October 13, 2003
Marine GIS--Where Multidimensionality Presents Special Challenges
Please note that contributed articles, blog entries, and comments posted on GIScafe.com are the views and opinion of the author and do not necessarily represent the views and opinions of the management and staff of Internet Business Systems and its subsidiary web-sites.
Meeting the Challenges
An example is a USGS study out of San Francisco Bay that may indicate areas that need to be trimmed off the rock pinnacles because they pose a threat to incoming and outgoing vessels. (Source = USGS Open-File Report 01/9/2003)
can be of interest to those involved in oil drilling or seeking core samples. Much of that data can be remotely sensed using sound waves with LIDAR.
this LIDAR data in the 3D environment creates some new challenges,” said Breman. “In creating a data model structure we have approached it so in order to ingest this data you can actually have a place for not only the x and y but the z and the multiple z values, the time variables and any measures that may be important to include as well. If you think of it in letters there is x, y, z, t and m. t is for time and m is for measures which can be used for modeling.
3D visualization is very important in understanding such changes as sea level rise, one of the more significant potential results of climate change. People want to know what's going to happen with their coastlines in 50 or 75 years. If it is true--as many scientists believe -- that the sea level is going to rise in our lifetimes significantly, then planning needs to be done to prepare for this. “There are things we can do to assess whether or not there will be a need to build up or move back or create breakwalls, or propose solutions for a change of sea level,” attested Breman.
Breman concluded it is safe to speculate that sea level rise will be influenced by global climate change. “We're creating tools to be able to predict the amount of global climate change and sea level rise change more accurately. With advancements in data we're really poised to come up with some of those answers. And it's not something where I can say, 'here's the answer,' but the tools that we have available right now put us in a better position to answer some of these questions.”
climate change will affect our coasts with nearshore influences such as erosion, I just hope that we are ahead of the curve.”
In addition to the challenges presented by nature, Breman addressed the fact that over the past five years the sensors and availability of live streaming data gives us a different amount of data to work with so we're faced with a new larger volume of data--thousands of measurements (or Gigabytes of data) per hour, that create, over time, a huge challenge to work with in the computer environment. This presents new questions of how to work with that volume and type of data.
An important part of marine work is being able to measure the water column, defined as the body of water between benthic and surface. Because of its dynamic nature and because it's difficult to represent a true 3D environment, the water column has been difficult to measure. Breman is currently working on the representation display and the analytical tools which include animation tools and extrusion (the stretching of the water column) within this environment.
are very keen on
seeing the model implemented, and in publishing the results for our community of users, as well as for related communities such as our colleagues in atmospheric science and terrestrial geology.”

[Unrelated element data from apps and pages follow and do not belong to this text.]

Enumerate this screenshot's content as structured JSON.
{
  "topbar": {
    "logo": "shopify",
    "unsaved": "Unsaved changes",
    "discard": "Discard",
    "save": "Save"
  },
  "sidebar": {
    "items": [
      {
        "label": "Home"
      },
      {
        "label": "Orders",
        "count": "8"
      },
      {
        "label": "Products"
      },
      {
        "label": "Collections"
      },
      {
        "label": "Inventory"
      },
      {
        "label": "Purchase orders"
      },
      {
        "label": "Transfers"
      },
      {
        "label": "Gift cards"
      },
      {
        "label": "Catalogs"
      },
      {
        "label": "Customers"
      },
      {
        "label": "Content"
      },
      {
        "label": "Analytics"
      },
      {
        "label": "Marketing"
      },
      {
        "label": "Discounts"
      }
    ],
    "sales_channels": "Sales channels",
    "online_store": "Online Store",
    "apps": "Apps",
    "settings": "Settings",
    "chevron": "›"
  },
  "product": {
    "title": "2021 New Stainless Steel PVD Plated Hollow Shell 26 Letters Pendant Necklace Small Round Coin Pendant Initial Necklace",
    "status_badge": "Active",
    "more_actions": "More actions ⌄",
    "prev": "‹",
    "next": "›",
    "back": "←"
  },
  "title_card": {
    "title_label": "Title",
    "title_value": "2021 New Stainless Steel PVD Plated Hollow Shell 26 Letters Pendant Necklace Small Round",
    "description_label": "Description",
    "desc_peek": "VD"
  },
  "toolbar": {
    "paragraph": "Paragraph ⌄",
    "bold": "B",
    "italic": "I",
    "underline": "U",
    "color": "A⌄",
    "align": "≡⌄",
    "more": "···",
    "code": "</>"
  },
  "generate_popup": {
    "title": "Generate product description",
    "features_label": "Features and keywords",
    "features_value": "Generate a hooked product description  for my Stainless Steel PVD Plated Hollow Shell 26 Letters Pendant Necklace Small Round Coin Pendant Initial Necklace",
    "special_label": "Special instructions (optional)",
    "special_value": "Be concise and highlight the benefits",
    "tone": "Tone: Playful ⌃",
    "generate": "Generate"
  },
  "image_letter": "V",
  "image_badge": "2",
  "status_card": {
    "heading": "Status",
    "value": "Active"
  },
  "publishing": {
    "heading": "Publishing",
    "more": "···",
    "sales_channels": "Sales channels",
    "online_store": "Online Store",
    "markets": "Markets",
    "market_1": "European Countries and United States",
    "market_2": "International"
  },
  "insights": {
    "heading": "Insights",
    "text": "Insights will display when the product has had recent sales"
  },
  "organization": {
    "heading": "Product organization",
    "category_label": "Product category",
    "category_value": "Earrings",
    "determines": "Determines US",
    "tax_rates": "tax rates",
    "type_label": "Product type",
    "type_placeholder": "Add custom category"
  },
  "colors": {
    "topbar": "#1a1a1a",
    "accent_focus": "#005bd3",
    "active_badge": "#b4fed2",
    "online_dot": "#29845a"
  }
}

The current repository and geodatabase samples for the Marine Data Model are for ArcGIS 8.3. Joe Breman is doing his development work in ArcGIS 9. There are also some older geodatabases that haven't upgraded to 8.3 yet because of some backward incompatibility issues.
they're dealing with
air.” The merging of the many data model initiatives creates a mechanism to leverage progress, so we can “go deeper” in our understanding of the world we live in, and how it is changing.
Sanborn announced that the company signed an agreement with Boulder, Colorado-based Vexcel Corporation to acquire its new UltraCam-D large format aerial camera. The UltraCam-D has a base panchromatic resolution of 11,500 x 7,500 pixels, in addition to four color channels (red, green, blue and near-infrared). Imagery is collected at a depth of 12 bits per channel and a rate of more than one frame per second. Forward-motion compensation can support pixels as small as 3 cm on the ground.
Global Energy Decisions, LLC (Global Energy) announced it has acquired ENERmap -- a leading energy industry mapping and geographic data firm. ENERmap produces detailed print, electronic, and interactive maps for the electric, coal, and transportation industries. Terms of the deal were not disclosed.
You can find the full GISCafe event calendar here.
To read more news, click here.
-- Susan Smith, GISCafe.com Managing Editor.
Be the first to review this article